The Zanzibar government is alleged to be employing new military and paramilitary recruits and stationing them in strategic areas to deliberately change the demography of various election ridings.
The Zanzibar government has designated election registration and voting centers in military barracks and paramilitary camps contrary to previous agreements between CCM and CUF. CUF has already expressed concerns on that and urged its supporters not to use the centers.
THE FATIGUE FACTOR
The people of Zanzibar have been fatigued by the deteriorating political, social and economic conditions. After the failed 1995 elections, they hoped 2000 elections would be better, but they weren’t. If 2005 elections will go in the same way as the previous ones, the fatigue factor will sink in and put the people in a hopelessness state.
Hopelessness breeds violence. We’ve seen that in Palestine and Iraq. As the Swahili saying goes, “Aliyetota, hajui kutota!” (Once wet, can’t be wetted anymore!). When people have lost hope they can resort to anything for better of for worse.
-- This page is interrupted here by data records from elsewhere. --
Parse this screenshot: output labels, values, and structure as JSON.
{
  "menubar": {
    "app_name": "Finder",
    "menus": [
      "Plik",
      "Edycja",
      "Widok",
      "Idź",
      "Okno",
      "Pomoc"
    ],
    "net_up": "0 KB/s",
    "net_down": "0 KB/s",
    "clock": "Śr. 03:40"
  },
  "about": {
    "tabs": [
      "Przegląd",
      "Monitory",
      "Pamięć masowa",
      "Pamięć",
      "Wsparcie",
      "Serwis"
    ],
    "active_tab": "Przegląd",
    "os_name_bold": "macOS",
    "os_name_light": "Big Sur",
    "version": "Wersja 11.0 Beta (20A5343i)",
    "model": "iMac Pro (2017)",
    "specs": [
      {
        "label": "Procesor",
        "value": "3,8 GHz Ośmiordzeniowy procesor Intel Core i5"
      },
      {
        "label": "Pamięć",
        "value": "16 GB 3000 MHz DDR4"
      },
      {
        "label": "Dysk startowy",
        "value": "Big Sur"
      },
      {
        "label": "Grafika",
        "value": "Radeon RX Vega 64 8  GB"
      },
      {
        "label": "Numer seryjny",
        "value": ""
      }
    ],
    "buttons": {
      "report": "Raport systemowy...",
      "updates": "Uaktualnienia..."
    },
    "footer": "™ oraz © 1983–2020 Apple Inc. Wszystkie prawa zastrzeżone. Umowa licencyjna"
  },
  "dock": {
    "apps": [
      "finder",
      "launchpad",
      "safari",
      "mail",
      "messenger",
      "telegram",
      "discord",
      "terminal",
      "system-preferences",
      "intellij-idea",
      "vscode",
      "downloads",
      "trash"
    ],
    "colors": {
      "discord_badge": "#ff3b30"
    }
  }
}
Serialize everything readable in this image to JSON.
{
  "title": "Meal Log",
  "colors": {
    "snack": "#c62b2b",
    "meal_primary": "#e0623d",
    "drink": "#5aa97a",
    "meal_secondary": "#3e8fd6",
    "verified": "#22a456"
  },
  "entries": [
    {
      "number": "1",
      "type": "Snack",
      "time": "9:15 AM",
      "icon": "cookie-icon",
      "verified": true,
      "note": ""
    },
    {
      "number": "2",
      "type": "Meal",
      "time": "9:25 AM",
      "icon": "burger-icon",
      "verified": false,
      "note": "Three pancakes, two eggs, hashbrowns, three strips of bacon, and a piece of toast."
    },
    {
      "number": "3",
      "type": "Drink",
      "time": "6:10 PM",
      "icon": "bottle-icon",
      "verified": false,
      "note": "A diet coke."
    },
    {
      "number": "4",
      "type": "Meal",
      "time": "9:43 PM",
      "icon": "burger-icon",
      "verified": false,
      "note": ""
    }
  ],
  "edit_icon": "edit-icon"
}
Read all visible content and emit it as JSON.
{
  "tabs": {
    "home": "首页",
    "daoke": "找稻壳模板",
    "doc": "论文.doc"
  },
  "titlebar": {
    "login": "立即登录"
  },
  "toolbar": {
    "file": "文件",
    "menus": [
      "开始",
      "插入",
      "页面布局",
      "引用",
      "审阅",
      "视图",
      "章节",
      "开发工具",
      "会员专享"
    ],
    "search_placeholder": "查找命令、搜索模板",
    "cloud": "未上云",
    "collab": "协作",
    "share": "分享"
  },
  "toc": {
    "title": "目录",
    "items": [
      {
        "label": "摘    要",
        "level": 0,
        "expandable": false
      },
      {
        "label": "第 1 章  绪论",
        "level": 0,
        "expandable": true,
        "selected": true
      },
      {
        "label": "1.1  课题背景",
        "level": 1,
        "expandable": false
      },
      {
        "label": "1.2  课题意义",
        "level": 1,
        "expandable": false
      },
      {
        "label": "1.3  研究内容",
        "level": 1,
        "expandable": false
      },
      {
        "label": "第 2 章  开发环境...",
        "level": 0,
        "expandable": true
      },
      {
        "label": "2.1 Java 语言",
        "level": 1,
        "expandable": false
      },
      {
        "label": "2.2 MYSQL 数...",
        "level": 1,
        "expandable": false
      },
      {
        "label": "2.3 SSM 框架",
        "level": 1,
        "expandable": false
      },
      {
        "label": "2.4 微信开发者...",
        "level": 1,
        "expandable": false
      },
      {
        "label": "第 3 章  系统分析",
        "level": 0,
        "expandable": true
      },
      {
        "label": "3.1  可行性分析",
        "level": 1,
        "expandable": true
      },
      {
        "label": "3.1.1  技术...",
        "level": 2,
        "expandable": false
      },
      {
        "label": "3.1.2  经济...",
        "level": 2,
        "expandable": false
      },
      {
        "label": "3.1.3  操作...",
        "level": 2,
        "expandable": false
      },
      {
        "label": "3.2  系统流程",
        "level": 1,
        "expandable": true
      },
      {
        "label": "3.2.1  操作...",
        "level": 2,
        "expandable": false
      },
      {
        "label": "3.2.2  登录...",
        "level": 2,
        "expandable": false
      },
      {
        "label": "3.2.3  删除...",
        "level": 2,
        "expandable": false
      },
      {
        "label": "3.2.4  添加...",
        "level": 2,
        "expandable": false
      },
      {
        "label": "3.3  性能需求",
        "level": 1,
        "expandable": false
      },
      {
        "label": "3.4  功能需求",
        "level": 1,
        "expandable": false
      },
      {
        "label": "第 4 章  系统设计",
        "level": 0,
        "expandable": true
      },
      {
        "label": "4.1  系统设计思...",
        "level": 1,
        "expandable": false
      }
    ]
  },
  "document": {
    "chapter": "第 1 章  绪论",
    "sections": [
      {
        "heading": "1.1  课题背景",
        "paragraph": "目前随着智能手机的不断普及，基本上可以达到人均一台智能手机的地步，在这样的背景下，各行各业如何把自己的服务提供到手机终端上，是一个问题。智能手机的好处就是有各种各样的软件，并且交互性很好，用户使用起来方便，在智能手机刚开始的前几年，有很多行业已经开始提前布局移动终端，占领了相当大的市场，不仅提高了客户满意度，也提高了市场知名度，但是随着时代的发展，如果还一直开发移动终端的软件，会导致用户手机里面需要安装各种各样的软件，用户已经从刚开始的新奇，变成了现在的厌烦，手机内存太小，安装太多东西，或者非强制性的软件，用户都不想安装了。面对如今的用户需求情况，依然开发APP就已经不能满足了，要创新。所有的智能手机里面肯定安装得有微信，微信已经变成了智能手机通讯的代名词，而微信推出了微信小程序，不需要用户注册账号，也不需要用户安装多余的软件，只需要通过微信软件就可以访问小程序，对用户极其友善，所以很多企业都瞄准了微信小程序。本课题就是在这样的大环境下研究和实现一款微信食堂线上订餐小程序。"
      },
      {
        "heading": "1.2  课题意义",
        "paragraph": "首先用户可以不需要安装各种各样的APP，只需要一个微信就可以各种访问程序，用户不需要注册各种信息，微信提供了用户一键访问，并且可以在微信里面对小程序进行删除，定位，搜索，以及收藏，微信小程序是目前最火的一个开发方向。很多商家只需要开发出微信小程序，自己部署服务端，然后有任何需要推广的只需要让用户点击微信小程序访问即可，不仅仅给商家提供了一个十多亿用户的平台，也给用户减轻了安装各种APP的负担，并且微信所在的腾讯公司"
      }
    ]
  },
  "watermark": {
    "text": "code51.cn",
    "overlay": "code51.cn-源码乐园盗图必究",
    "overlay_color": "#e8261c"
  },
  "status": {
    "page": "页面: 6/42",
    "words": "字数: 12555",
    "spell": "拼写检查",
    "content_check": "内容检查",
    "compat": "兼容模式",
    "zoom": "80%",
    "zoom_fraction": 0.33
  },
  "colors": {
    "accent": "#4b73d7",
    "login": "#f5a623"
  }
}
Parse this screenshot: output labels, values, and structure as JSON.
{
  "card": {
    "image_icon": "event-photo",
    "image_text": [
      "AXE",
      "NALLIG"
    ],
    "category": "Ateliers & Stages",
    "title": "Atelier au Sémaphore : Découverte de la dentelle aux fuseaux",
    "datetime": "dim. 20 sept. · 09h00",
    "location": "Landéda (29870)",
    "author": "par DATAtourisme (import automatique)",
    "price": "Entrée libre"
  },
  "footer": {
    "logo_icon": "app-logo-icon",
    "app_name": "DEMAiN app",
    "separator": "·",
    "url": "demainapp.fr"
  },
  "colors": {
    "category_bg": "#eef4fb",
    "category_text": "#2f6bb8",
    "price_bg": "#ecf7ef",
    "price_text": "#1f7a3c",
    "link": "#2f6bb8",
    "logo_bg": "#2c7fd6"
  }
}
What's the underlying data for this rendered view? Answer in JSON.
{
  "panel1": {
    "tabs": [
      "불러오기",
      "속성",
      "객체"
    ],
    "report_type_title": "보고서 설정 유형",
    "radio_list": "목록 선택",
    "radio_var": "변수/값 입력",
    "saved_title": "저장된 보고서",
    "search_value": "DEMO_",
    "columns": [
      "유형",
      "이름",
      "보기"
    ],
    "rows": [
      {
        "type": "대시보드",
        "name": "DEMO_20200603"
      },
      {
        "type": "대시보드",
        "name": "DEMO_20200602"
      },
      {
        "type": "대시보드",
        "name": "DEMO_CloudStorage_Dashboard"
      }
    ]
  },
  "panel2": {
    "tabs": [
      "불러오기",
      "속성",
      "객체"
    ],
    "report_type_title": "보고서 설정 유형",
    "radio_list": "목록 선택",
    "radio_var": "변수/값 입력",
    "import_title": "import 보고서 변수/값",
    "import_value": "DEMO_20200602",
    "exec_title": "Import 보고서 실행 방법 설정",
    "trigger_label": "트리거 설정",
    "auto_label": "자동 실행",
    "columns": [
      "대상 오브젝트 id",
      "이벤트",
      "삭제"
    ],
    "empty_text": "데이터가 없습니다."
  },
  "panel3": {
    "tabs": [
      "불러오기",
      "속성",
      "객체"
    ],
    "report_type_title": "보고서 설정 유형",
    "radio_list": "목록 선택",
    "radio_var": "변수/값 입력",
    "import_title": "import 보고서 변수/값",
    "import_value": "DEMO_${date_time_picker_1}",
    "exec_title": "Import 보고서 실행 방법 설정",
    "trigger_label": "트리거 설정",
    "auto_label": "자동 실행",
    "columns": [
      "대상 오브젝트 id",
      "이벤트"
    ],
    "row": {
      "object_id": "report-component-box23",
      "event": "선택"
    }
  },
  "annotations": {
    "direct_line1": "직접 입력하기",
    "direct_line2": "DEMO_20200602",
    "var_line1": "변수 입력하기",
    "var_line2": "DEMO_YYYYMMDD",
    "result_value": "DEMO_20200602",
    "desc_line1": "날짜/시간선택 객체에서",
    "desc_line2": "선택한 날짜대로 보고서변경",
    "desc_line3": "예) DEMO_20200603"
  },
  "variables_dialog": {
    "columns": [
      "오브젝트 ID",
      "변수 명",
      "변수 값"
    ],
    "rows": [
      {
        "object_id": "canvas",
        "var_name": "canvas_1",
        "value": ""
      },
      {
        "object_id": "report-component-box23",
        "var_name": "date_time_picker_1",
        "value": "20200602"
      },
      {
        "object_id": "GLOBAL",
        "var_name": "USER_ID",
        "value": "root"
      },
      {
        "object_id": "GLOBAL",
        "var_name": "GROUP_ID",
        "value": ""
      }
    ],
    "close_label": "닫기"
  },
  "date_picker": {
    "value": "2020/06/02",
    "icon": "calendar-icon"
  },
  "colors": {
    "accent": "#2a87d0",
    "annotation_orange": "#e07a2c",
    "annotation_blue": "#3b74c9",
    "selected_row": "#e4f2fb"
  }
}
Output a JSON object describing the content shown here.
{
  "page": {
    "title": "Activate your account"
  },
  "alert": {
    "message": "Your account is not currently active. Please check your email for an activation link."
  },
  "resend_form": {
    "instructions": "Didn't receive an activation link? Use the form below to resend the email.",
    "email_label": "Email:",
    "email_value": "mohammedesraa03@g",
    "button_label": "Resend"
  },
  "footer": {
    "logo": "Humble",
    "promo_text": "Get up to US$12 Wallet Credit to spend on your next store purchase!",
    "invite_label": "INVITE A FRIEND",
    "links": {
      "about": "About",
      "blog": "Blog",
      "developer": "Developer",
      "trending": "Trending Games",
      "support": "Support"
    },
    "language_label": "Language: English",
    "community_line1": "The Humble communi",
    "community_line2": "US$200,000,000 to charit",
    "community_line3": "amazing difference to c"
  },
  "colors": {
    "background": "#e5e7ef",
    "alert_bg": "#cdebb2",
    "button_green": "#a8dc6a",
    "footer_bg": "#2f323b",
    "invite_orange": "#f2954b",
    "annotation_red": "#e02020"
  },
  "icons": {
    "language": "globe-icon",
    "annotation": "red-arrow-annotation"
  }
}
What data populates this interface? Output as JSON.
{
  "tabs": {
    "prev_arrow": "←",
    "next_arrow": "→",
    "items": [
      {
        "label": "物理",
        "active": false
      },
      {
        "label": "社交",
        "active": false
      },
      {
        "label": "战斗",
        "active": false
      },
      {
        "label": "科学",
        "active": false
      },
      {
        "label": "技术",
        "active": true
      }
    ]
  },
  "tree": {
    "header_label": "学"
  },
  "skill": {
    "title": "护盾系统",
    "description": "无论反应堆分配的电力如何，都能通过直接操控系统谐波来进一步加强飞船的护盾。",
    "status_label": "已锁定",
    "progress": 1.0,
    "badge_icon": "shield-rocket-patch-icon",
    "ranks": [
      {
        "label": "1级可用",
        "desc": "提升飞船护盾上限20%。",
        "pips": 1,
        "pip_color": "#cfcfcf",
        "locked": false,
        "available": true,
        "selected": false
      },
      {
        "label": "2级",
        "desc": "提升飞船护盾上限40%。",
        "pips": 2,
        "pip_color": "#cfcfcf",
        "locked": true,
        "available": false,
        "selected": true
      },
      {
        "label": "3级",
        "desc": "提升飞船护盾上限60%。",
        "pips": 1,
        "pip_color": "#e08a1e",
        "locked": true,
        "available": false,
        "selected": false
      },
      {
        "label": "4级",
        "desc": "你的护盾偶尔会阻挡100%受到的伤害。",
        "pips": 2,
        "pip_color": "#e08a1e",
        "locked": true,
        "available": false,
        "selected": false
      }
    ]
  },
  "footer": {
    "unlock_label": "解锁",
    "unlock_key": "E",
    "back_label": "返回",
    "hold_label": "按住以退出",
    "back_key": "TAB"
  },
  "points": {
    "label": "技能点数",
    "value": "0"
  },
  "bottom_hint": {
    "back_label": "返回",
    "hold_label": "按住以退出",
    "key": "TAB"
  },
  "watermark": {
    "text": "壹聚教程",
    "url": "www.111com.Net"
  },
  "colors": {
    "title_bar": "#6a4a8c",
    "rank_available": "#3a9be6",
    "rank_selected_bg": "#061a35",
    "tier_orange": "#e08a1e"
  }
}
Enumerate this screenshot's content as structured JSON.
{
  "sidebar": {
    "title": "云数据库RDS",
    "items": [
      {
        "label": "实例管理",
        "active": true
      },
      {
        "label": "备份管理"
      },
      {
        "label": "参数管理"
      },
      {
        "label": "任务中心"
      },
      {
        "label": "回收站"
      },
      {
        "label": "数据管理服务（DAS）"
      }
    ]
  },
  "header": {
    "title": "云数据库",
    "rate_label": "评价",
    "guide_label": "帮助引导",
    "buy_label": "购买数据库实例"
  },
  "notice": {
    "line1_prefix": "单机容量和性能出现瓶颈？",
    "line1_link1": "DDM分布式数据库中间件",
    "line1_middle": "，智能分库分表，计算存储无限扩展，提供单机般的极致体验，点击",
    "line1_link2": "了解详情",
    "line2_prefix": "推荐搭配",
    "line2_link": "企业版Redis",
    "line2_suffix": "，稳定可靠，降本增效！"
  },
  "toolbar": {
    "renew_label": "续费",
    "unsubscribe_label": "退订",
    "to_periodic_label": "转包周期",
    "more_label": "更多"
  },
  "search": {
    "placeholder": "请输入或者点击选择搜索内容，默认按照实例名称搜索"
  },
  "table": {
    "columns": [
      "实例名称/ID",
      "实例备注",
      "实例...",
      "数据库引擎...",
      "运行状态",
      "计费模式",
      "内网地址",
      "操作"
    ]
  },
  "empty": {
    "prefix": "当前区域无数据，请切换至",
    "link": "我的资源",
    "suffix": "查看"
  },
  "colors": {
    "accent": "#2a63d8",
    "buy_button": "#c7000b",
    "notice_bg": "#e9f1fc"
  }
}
Unfair 2005 elections may result in chaos of unknown proportions in Zanzibar. Many people are of that opinion. In fact CUF leaders are on record saying publicly that if the elections are messed up again this time the people won’t tolerate it. Every Zanzibari, and every peace-loving person needs to bear that in mind. We’re headed for a rocky time in the 2005 elections and its aftermath. We should be prepared.
WHAT NEEDS TO BE DONE?
The situation is not that hopeless. There is a period of about one year to try to do something to prevent a possibility of unrest in Zanzibar and even loss of human life. Listed below are a couple of actions that may be taken NOW to prevent tragedy in the October 2005 Zanzibar elections:
I fully agree with the request made to the UN Secretary General
by the CUF Members of Parliament, for the UN intervention to ensure free and
fair 2005 Zanzibar elections. The UN should serve as an independent election
supervisor (not monitor or observer) to ensure the integrity of the elections.
The International community should help chart out legal assurances to CCM and Zanzibar government leaders and supporters against retribution for the wrongs they have committed. This should ideally be in the peace and reconciliation format of South Africa.
The International community should exert pressure on the Zanzibar and the Union government to make them respect the integrity of the elections and allow independent election supervision.
The people of Zanzibar and Tanzania in general should exert every necessary pressure on the government to play fair in a multiparty democracy. Frequent nation-wide demonstrations and similar peaceful actions are needed to call for the following:
Fair election campaigns and voter registration unhindered by
government bodies especially police and regional and district commissioners.
Fair use of the public media for all the political parties.
Fair creation and handling of the permanent voters registers on both sides of the Union.
Fair selection of officers of the Zanzibar Electoral Commission and the Tanzania Electoral Commission.
Fair dissemination of civic education to all the voters.
Better planning of the elections to prevent the quagmire of the previous elections.
On the election day the people should be vigilant and be fully prepared to exercise their right to vote in the manner they wish.